(Provided data Opens)
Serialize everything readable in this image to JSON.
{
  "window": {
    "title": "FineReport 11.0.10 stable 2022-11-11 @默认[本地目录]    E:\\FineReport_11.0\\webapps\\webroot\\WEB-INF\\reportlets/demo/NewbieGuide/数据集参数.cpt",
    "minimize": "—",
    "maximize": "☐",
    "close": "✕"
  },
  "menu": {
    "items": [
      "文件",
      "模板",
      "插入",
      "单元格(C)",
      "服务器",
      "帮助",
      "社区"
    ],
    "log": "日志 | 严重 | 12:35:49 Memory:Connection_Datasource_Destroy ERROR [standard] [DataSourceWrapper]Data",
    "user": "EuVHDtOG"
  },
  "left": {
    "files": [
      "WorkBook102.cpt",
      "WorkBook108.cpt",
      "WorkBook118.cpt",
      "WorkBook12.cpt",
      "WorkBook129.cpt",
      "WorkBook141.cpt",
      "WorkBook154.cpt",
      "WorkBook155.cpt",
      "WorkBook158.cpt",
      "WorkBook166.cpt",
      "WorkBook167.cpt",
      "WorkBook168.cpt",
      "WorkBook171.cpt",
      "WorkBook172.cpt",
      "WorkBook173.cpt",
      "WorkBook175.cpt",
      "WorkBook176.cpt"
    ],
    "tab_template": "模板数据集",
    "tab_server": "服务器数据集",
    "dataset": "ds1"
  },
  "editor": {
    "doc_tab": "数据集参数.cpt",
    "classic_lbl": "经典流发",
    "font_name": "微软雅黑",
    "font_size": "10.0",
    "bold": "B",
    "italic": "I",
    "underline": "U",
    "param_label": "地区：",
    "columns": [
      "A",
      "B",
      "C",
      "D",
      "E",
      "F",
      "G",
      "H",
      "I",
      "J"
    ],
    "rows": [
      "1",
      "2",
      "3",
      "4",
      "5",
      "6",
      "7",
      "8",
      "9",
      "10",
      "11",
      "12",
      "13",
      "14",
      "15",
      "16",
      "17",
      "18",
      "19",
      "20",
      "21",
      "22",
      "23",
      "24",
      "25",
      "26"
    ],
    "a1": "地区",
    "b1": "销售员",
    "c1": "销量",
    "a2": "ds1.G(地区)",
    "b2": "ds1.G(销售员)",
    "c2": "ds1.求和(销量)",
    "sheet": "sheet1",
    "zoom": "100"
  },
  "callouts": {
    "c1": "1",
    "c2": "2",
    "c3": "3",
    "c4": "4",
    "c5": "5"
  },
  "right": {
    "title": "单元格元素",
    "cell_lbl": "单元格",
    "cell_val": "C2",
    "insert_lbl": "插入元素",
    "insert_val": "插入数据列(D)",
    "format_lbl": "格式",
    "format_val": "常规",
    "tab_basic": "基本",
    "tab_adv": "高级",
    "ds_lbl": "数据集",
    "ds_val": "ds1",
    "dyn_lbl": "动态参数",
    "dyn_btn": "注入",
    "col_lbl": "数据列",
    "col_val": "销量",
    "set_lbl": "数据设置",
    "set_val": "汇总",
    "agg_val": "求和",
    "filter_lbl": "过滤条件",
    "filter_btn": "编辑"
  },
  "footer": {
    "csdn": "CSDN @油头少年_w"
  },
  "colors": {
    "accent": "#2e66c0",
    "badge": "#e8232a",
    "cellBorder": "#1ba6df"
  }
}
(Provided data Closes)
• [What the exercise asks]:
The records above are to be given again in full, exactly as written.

• [Answer to this task]:
Serialize everything readable in this image to JSON.
{
  "window": {
    "title": "FineReport 11.0.10 stable 2022-11-11 @默认[本地目录]    E:\\FineReport_11.0\\webapps\\webroot\\WEB-INF\\reportlets/demo/NewbieGuide/数据集参数.cpt",
    "minimize": "—",
    "maximize": "☐",
    "close": "✕"
  },
  "menu": {
    "items": [
      "文件",
      "模板",
      "插入",
      "单元格(C)",
      "服务器",
      "帮助",
      "社区"
    ],
    "log": "日志 | 严重 | 12:35:49 Memory:Connection_Datasource_Destroy ERROR [standard] [DataSourceWrapper]Data",
    "user": "EuVHDtOG"
  },
  "left": {
    "files": [
      "WorkBook102.cpt",
      "WorkBook108.cpt",
      "WorkBook118.cpt",
      "WorkBook12.cpt",
      "WorkBook129.cpt",
      "WorkBook141.cpt",
      "WorkBook154.cpt",
      "WorkBook155.cpt",
      "WorkBook158.cpt",
      "WorkBook166.cpt",
      "WorkBook167.cpt",
      "WorkBook168.cpt",
      "WorkBook171.cpt",
      "WorkBook172.cpt",
      "WorkBook173.cpt",
      "WorkBook175.cpt",
      "WorkBook176.cpt"
    ],
    "tab_template": "模板数据集",
    "tab_server": "服务器数据集",
    "dataset": "ds1"
  },
  "editor": {
    "doc_tab": "数据集参数.cpt",
    "classic_lbl": "经典流发",
    "font_name": "微软雅黑",
    "font_size": "10.0",
    "bold": "B",
    "italic": "I",
    "underline": "U",
    "param_label": "地区：",
    "columns": [
      "A",
      "B",
      "C",
      "D",
      "E",
      "F",
      "G",
      "H",
      "I",
      "J"
    ],
    "rows": [
      "1",
      "2",
      "3",
      "4",
      "5",
      "6",
      "7",
      "8",
      "9",
      "10",
      "11",
      "12",
      "13",
      "14",
      "15",
      "16",
      "17",
      "18",
      "19",
      "20",
      "21",
      "22",
      "23",
      "24",
      "25",
      "26"
    ],
    "a1": "地区",
    "b1": "销售员",
    "c1": "销量",
    "a2": "ds1.G(地区)",
    "b2": "ds1.G(销售员)",
    "c2": "ds1.求和(销量)",
    "sheet": "sheet1",
    "zoom": "100"
  },
  "callouts": {
    "c1": "1",
    "c2": "2",
    "c3": "3",
    "c4": "4",
    "c5": "5"
  },
  "right": {
    "title": "单元格元素",
    "cell_lbl": "单元格",
    "cell_val": "C2",
    "insert_lbl": "插入元素",
    "insert_val": "插入数据列(D)",
    "format_lbl": "格式",
    "format_val": "常规",
    "tab_basic": "基本",
    "tab_adv": "高级",
    "ds_lbl": "数据集",
    "ds_val": "ds1",
    "dyn_lbl": "动态参数",
    "dyn_btn": "注入",
    "col_lbl": "数据列",
    "col_val": "销量",
    "set_lbl": "数据设置",
    "set_val": "汇总",
    "agg_val": "求和",
    "filter_lbl": "过滤条件",
    "filter_btn": "编辑"
  },
  "footer": {
    "csdn": "CSDN @油头少年_w"
  },
  "colors": {
    "accent": "#2e66c0",
    "badge": "#e8232a",
    "cellBorder": "#1ba6df"
  }
}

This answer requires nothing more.